24.09.2021 · The Government

Faroe Islands between super powers

Faroe Islands between super powers

Prime Minister Bárður á Steig Nielsen gave a talk at the national security conference "Føroyar millum stórveldini" [Faroe Islands between super powers] on 24 September 2021.

The following is an English summary. Click here for the full speech in Faroese.

Ladies and gentlemen

I was a teenager in 1989, when the Berlin wall fell.

The wall was a dominating feature in the seventies and eighties. It was the epitomy of the Cold War. The nuclear threat and the possible destruction of civilization was real.

The world view was simpler back then.

It was the closed Soviet Union versus the open West. It was capitalism versus communism. It was Reagan versus Gorbatjev.

In the Faroe Islands, some of us were pro-NATO. Others were anti-NATO.

Thirty years is a long time, however.

The world is not that black and white anymore. It is more complex than during my formative years during the Cold War.

In addition to land, sea and air defence, today we also have to defend ourselves on digital platforms, where critical infrastructure, services and information is located.

This presents us with new challenges, demands and, by extension, politics.


Historically, questions of national security and their politics have never been a conspicuous part of Faroese politics.

This gap in our political debate was a result of others deciding on our behalf, and not including us in their decisions. Of course, it was not satisfactory that information was kept from us.

Today, this means that many Faroese are sceptical towards issues of national security policy. We have never really had a coherent and continuous political discussion on national security in the Faroe Islands.

This is about to change because it needs to change!

National security already features more prominently in Faroese politics.

We take the matter seriously, which is reflected in the first two years of this government. If we are to succeed, we need to actively collaborate within the [Danish] Commonwealth.

And we have never been better able to do just that.

Cooperation within the Commonwealth has improved in the past two years, which also means that we have gained a more prominent role internationally.

We have noticed increased goodwill from the Danish political system – including matters of national security. Several fundamental steps have been taken to fulfil formal requirements intrinsic to a more active role in international security.
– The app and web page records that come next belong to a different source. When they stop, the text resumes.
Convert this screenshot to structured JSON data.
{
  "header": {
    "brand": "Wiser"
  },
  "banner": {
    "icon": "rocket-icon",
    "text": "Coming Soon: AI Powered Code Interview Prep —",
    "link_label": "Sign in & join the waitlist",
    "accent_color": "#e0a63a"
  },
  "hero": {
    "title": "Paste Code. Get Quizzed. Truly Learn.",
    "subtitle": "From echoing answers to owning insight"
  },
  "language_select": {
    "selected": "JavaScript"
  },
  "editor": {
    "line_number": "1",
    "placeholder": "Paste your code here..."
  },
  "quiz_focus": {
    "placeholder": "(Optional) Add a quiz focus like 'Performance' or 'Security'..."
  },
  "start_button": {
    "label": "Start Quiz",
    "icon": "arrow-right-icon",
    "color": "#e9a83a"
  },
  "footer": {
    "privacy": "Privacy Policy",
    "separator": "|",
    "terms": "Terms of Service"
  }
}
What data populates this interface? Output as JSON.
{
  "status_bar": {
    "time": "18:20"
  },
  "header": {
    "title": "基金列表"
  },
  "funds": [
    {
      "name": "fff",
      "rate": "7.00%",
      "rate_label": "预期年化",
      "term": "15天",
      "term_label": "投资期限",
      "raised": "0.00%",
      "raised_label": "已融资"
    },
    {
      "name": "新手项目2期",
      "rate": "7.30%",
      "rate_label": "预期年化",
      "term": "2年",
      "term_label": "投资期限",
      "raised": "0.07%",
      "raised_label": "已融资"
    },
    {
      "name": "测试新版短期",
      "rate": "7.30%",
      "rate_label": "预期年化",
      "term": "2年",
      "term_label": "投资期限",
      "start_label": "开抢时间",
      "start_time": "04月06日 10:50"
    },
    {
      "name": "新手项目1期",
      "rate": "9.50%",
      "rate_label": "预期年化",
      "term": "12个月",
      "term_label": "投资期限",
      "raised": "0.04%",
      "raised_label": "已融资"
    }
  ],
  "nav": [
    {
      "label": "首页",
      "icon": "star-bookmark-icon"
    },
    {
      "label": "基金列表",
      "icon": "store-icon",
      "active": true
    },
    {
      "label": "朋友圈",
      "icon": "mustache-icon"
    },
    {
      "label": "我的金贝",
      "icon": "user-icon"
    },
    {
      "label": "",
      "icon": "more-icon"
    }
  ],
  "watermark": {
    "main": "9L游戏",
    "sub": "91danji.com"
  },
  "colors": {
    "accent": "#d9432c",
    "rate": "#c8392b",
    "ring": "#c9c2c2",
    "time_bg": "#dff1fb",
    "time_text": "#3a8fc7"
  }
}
There is a sharp contrast between the healthy cooperation with Danish authorities on the one hand, and the picture that some people in the Faroe Islands are trying to paint on the other.

My impression of the recent national security debate is that the goal for some is to recreate tensions between Denmark and the Faroe Islands during the Cold War, and also to accuse Denmark of exploiting the Faroe Islands in a geopolitical game.

I am not surprised that some people are sceptical towards the plans made by outsiders when those plans concern the Faroe Islands. People remember the Cold War. People remember that the Faroe Islands were not included in important decisions, and that we were not informed very well either. I understand you. But times have changed. And I assure you that the situation could not be more different today.


The Faroe Islands are located in an area of increasing geopolitical importance. This is a golden opportunity for us to take part and to become more active.

Our goal is clear: Peace and low tension in the North Atlantic and the Arctic.

The competition between the United States, Russia and China is heating up, and we are right in the middle of that. As a result, their interest in our area and their willingness to cooperate with us is increasing. This also means that the balance of power is shifting slightly to the north, from Copenhagen to Tórshavn and Nuuk.

A concrete example is the United States, with whom we have made an agreement on trade, research, culture and education. The US has also asked about the possibility to use our harbours and maritime services.

Together with our neighbours we are an integrated part of the West and of NATO. Via the Commonwealth we have been part of the alliance since 1949. NATO is the foundation for security and durable peace in the West, including in the Faroe Islands.


The Faroese political system has worked well to find agreements on foreign affairs. Hopefully we can develop similar productive internal cooperation on matters of national security.

This depends, however, on our ability to let go of the past. It compels us to acquire a correct understanding of the present – and to take responsibility for national security in the future.